W

e love Kickstarter. We are obsessed about typography. We live on Earth. We think Carl Sagan is the greatest astronomer of all species. We are more than happy that our favorite typographic project on Kickstarter is actually being funded already but on this economy, sky is the limit. So be prepared for Aerial Bold because the first map and typeface of Earth is on it’s way and yes, you can have your very own earthly letter because..., well, at last you can. “We will find Earth’s alphabet shapes and make a new font and dataset for you” says the duo behind Aerial Bold. These are seven more things to know about Aerial Bold, Earth’s true-and-only-alphabet.

 

1. It takes a two-man army to map our aerial typographic views

Benedikt Groß, a German speculative designer, and Joey Lee, an American geographer, teamed up in 2012 and together made the Big Atlas of LA Pools - a collection of 74 books cataloging all of the pools in Los Angeles. 

“We were surprised by how much data we could generate and became more and more fascinated with the process of mapping features from aerial imagery”.  

 

2. We dont know what we inhabit

Discovering the world from above is a task of great proportions for Benedikt and Joey. “Contrary to popular belief, much of the world has not been mapped. While nearly the entire earth has been photographed from space, there are still gaps in what features are embedded in those images. Only by processing, filtering, drawing onto them, and semantically enriching these images can we understand what features exist in that space. Whether it is done through manual labor or automated through computer vision, there are still many things left to map in the world” they add while searching for what Earth really looks like from above.

 

3. Kickstarting is the way to go

Any creative mind, any project, any graphic designer, any typophile, any scientist with an idea has Kickstarter on his side. “As a followup to the Big Atlas of LA Pools, we decided to scale up our efforts”. To “read the landscape”, this is how they define their new task. “We are now embarking on a journey to find letterforms in the earth’s surface. Using Kickstarter to generate funding support, we will attempt to build the first map and typeface of the earth by developing a set of unique image processing algorithms and tools which can be accessed by supporting the project.”

 

4. The typography of Earth will be an amazing typeface obviously

It is a call to inspiration and a tool for creation or, to put it briefly, the following 33 words sum up why we like the Aerial Bold typographic project. “Along with making a fun project that will result in a usable typeface for your favorite word processor we will provide a huge amount of data for people to use in their typographic/geographic/art.” Sounds great.

 

5. We are not alone

Joey and Benedikt are not referring to some alien life-form.
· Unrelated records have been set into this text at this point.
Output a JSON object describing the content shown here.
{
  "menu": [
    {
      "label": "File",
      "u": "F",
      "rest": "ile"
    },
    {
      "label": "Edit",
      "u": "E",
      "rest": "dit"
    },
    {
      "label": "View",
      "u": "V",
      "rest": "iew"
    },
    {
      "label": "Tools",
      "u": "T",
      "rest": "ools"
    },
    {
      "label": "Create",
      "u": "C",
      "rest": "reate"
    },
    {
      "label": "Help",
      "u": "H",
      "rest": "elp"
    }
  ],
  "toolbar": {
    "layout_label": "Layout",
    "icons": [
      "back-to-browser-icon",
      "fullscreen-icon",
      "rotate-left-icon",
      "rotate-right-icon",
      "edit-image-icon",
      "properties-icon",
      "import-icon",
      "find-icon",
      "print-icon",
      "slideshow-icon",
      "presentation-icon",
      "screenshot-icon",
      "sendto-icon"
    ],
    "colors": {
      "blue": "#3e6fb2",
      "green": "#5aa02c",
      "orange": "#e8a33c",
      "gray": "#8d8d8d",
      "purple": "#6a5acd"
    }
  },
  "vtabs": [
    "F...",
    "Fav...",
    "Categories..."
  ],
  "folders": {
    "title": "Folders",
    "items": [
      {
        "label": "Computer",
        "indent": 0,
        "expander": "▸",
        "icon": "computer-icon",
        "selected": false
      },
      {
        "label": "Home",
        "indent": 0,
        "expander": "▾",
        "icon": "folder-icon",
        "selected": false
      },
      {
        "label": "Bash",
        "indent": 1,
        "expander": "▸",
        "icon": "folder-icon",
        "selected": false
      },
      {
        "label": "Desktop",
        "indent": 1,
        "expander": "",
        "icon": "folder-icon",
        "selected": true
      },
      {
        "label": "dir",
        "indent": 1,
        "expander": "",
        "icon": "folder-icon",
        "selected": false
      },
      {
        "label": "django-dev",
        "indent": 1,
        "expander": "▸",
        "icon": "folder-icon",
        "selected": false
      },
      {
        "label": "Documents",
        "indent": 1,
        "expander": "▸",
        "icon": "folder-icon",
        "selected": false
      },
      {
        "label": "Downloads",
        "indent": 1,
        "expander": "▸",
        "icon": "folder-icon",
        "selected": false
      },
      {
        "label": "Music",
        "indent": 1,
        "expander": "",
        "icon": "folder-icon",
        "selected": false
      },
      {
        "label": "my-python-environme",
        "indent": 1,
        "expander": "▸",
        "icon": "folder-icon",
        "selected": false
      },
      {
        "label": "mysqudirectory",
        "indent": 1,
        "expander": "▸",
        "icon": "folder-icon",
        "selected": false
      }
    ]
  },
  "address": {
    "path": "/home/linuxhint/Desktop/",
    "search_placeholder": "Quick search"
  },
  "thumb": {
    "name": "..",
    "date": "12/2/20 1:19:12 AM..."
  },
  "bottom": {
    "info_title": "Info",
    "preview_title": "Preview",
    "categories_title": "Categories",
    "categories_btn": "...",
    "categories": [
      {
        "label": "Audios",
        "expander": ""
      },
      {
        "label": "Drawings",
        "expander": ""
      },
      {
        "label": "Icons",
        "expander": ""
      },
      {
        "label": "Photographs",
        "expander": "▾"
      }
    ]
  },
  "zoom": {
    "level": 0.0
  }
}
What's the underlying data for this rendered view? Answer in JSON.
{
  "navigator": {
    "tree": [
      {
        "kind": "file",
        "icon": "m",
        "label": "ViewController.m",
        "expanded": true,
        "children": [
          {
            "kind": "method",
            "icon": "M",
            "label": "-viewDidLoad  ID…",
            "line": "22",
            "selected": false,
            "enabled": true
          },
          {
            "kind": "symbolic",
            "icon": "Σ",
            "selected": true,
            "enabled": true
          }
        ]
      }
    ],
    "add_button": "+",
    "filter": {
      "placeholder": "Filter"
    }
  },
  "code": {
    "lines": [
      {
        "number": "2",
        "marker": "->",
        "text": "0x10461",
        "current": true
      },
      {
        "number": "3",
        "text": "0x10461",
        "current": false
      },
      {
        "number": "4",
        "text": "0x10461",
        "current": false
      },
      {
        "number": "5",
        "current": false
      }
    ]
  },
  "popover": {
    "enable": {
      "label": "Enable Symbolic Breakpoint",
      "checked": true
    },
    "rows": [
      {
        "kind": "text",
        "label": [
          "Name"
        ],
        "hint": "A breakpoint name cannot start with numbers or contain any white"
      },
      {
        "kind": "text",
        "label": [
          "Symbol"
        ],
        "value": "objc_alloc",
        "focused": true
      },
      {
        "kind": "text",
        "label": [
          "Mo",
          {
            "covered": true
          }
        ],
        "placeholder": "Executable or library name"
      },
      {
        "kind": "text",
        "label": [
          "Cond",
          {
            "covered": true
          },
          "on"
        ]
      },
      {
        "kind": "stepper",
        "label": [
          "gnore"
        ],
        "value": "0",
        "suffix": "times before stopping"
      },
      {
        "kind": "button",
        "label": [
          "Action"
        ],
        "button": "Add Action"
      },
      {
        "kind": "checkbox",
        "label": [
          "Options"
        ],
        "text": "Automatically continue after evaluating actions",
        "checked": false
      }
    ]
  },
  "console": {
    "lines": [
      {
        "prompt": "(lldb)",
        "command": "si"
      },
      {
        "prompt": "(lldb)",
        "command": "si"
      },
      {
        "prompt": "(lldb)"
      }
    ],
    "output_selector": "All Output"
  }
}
They are talking about the typography of our lovely Big Blue Dot. The quest to find letterforms in geography has been a fascination shared by many different people for many years. Projects such as Laura Devendorf’s “AnyType”, Amandine Alessandra & Rute Nieto Ferreira’s “The Big Letter Hunt” and Louise Dib’s “WorldType”  are testaments to people’s interest finding familiar shapes in space. Carl Sagan would be so proud of them.

 

6. This is their mojo

“What makes Aerial Bold unique is the attempt to make an extensive, global catalog of these letterforms as well as develop a set of automated tools to do so.”

 

7. We support here.